TBR: Do you have any nanoparticle nightmares?

Orlov: Often, the only nightmares I have is that my understanding of the field is so minuscule given that the field is expanding so fast. The amount of knowledge generated and papers published in this is so vast that no single individual can have a comprehensive knowledge in this field. The only way to address it is to collaborate.

TBR: How is the funding environment?

Orlov: In the United States, there’s a significant amount of funding in both fundamental and applied research, but the policy priorities change in certain areas such as environmental protection, so that affects scientists who are working in the environmental area. I teach environmental classes at Stony Brook. Students ask whether it makes sense to go into environmental protection because of the current funding and general policies.

TBR: What do you advise them to do?

Orlov: I tell them priorities change. At the end of the day, would they like to have clean water and a healthy environment and healthy humans? You can find a niche. It doesn’t make sense to abandon this area.

TBR: You experienced the fallout from Chernobyl firsthand. How often do you think about this?
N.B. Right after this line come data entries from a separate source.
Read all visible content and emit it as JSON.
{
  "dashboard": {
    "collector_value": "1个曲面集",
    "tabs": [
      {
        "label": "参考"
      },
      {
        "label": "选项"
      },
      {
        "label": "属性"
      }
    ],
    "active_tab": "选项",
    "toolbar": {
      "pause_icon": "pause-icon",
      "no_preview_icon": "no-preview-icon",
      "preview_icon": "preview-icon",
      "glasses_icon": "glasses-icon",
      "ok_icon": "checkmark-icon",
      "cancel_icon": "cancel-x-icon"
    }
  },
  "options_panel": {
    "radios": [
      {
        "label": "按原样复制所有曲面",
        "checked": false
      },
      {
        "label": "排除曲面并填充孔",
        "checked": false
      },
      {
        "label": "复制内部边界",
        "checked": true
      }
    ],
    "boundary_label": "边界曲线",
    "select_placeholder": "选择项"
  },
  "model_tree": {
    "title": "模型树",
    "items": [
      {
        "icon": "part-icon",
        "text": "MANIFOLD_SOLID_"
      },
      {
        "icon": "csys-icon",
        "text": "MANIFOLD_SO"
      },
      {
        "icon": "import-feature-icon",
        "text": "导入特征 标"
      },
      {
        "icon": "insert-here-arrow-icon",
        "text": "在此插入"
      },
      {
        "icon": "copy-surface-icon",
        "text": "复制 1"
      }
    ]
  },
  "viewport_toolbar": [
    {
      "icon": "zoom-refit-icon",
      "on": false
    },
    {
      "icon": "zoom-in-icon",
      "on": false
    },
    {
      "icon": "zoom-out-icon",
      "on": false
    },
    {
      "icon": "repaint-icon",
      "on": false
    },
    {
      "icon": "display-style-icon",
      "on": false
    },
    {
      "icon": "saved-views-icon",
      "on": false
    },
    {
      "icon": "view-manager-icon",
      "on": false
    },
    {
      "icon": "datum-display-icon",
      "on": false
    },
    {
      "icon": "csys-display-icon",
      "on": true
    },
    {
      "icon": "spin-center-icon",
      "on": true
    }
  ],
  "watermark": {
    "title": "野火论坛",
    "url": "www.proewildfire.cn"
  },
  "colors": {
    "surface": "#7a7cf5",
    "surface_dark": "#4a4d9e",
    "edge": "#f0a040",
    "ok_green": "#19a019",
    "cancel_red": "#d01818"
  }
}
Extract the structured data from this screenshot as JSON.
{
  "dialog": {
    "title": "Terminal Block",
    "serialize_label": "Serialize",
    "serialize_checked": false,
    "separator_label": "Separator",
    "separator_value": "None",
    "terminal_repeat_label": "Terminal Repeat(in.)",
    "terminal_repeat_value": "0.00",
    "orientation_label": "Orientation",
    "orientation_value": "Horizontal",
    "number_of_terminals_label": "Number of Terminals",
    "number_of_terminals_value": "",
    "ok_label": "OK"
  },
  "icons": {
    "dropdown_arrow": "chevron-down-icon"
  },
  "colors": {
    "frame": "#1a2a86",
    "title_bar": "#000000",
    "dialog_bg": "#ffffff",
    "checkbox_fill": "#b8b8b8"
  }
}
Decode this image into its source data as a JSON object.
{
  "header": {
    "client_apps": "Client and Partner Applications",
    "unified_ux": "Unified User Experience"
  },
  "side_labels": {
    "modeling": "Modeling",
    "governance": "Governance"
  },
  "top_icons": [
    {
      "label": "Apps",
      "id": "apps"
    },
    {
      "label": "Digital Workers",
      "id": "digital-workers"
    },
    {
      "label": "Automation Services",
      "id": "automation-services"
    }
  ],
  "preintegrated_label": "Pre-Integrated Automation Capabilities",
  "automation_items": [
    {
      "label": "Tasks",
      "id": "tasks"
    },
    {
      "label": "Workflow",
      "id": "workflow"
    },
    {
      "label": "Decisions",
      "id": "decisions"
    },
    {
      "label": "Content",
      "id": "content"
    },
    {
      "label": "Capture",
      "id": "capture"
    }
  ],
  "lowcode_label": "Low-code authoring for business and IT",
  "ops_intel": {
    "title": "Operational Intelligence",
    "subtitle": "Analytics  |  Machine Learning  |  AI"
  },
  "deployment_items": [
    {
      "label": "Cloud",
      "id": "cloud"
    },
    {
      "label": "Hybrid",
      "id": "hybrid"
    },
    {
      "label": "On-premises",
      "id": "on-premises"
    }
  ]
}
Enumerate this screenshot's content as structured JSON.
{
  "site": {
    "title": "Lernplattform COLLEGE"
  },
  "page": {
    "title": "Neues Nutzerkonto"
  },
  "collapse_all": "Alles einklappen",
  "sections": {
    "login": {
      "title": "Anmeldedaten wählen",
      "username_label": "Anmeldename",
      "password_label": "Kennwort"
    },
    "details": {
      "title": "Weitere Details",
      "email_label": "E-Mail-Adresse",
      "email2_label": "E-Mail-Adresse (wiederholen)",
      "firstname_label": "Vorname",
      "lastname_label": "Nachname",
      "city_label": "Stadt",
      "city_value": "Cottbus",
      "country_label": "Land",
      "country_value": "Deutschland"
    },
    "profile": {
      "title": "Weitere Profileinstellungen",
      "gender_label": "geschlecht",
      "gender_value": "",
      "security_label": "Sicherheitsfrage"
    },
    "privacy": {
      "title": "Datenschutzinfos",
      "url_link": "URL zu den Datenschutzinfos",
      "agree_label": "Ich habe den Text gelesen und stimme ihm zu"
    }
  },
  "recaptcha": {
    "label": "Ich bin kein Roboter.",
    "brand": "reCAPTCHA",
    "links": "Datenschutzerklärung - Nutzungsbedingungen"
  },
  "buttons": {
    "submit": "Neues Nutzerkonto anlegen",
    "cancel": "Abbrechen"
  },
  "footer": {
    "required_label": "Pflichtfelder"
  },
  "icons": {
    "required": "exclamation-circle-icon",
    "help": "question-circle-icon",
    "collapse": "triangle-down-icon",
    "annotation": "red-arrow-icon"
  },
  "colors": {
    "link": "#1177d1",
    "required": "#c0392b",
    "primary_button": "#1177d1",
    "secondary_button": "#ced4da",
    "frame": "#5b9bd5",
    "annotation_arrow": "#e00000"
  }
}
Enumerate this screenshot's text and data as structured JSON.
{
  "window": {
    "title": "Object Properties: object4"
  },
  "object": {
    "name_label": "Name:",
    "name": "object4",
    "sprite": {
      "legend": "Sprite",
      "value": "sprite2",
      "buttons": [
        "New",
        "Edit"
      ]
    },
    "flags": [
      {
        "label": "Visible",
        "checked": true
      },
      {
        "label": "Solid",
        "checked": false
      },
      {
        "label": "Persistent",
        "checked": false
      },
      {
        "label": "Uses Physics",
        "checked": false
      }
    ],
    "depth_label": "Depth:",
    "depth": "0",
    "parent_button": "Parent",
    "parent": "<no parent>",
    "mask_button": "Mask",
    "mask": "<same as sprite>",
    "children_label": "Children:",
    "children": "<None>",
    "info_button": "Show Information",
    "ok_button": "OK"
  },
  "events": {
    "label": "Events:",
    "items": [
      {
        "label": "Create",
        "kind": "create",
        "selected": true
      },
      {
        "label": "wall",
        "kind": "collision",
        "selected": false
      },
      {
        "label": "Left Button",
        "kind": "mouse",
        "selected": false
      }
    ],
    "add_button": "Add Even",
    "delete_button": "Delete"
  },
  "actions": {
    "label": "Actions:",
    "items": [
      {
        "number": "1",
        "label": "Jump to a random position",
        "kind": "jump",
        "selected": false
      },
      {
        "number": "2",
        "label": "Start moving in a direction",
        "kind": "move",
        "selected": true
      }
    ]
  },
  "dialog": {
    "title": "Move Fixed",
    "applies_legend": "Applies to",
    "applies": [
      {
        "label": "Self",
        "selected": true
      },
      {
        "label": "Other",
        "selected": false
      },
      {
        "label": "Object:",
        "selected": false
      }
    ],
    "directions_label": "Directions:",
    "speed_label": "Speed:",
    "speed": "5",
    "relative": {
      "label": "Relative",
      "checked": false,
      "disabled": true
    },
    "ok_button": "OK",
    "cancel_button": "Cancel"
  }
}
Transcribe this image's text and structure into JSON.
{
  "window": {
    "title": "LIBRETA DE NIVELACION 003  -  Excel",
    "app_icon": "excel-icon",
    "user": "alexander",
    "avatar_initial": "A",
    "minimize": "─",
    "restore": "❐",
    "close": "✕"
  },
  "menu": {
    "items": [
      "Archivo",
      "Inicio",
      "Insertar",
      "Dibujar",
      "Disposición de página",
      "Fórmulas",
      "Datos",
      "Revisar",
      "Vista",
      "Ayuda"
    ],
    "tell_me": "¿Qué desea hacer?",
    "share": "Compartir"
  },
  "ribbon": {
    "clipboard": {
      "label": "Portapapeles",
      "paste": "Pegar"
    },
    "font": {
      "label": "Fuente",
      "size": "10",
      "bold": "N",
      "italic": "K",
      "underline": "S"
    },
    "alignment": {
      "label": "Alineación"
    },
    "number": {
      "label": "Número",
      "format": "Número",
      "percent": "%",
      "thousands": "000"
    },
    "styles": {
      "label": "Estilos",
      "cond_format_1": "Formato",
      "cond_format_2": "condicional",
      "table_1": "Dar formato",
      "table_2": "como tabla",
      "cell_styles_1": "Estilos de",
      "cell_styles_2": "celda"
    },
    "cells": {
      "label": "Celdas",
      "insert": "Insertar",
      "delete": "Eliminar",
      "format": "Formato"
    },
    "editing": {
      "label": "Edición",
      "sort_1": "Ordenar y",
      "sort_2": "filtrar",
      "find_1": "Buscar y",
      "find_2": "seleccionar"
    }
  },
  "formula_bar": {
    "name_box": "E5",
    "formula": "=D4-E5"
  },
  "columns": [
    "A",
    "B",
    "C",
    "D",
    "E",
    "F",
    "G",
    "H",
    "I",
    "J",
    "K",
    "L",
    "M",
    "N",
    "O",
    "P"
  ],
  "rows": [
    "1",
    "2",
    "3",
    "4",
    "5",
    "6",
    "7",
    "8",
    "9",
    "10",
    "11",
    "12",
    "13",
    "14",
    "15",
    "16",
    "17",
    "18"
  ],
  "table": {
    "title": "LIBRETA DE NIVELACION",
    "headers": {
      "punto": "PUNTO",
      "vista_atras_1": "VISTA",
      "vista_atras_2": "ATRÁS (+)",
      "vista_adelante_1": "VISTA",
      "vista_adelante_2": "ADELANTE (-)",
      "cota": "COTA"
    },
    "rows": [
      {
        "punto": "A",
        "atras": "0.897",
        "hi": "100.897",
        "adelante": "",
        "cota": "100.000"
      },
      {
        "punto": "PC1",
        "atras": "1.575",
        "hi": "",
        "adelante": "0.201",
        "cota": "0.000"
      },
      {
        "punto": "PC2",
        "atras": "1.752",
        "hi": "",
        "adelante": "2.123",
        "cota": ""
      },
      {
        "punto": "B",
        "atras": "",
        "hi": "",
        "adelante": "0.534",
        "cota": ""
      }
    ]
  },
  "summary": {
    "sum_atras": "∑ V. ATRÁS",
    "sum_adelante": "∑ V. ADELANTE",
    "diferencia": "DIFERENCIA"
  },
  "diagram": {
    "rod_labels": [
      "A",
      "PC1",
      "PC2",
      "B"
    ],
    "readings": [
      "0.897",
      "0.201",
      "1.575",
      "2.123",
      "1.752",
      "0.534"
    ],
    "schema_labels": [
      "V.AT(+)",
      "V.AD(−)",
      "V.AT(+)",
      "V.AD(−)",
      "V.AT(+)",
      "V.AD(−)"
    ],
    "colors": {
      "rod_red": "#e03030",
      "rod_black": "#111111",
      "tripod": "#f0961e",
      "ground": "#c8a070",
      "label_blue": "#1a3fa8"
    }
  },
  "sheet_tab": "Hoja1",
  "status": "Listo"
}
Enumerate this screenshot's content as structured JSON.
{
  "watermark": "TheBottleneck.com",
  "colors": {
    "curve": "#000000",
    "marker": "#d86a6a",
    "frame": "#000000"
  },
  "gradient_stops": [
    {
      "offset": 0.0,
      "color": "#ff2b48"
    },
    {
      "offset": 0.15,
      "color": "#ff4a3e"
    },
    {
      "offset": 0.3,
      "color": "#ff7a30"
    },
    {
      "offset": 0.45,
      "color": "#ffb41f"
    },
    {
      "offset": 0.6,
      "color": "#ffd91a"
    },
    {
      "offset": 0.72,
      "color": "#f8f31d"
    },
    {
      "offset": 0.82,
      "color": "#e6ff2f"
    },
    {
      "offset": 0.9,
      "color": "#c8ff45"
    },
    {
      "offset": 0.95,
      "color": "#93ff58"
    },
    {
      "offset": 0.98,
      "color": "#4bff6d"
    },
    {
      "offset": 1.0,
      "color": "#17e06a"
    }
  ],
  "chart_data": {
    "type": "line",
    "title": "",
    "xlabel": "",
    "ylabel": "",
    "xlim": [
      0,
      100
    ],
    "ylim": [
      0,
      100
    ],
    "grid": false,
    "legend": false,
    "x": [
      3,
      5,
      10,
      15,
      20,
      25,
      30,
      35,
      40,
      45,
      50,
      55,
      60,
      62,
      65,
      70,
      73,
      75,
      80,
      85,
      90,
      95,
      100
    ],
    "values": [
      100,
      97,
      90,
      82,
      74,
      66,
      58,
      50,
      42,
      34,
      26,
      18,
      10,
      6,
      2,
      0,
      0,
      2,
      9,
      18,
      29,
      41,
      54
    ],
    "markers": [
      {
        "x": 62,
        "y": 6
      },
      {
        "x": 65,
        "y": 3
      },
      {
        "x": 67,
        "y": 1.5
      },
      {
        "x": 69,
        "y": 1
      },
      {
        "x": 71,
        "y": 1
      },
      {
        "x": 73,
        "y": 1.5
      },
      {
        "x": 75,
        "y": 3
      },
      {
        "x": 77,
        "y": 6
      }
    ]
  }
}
Orlov: I do think about this often for several reasons. There is an overlap in energy and the environment. This idea that scientific discoveries have positive and negative impacts on humanity came during that time. When I was in the Ukraine and disaster happened, I think about this a lot of times.

TBR: How does a career in science compare to your expectations?

Orlov: My original thinking is that after you get to a certain level, you have a more measured life, in terms of free time and time spent in research. I didn’t realize that the amount of funding or probability of getting funding is becoming very low. When I looked at my colleagues who were scientists 30 years ago, they had a five times higher chance of getting funding compared to right now. Being in science is not as relaxing and it can be stressful and the thing is, if you only focus on getting funding, the creativity can suffer.

TBR: Are there other examples of the dichotomy between scientific promise and destruction?

Orlov: In my introductory lecture to chemical engineers at Stony Brook, one scientist who affected more people than Stalin or Hitler was a German scientist who developed the process of converting nitrogen [gas] to ammonia [which is used for fertilizer]. Half of the population exists because of this scientific discovery. [One of the inventors, Fritz Haber, received the Nobel Prize in Chemistry in 1918 for this work, called the Haber-Bosch process].

TBR: What else did he do?

Orlov: Haber had a dark side to him. He was involved in developing chemical weapons for Germans [which were used during World War I and World War II]. The [extension of his] discoveries killed millions of people [including Haber’s relatives in World War II after he died]. Considered the father of chemical warfare, he developed the process of weaponizing chlorine gas. This is [a way] to discuss the ethics of scientific discovery.

TBR: How would people learn about these examples?

Orlov: Stony Brook and other universities are trying to teach ethics to engineers and scientists because this is a perfect example of the dark side of science and how science and policy overlap.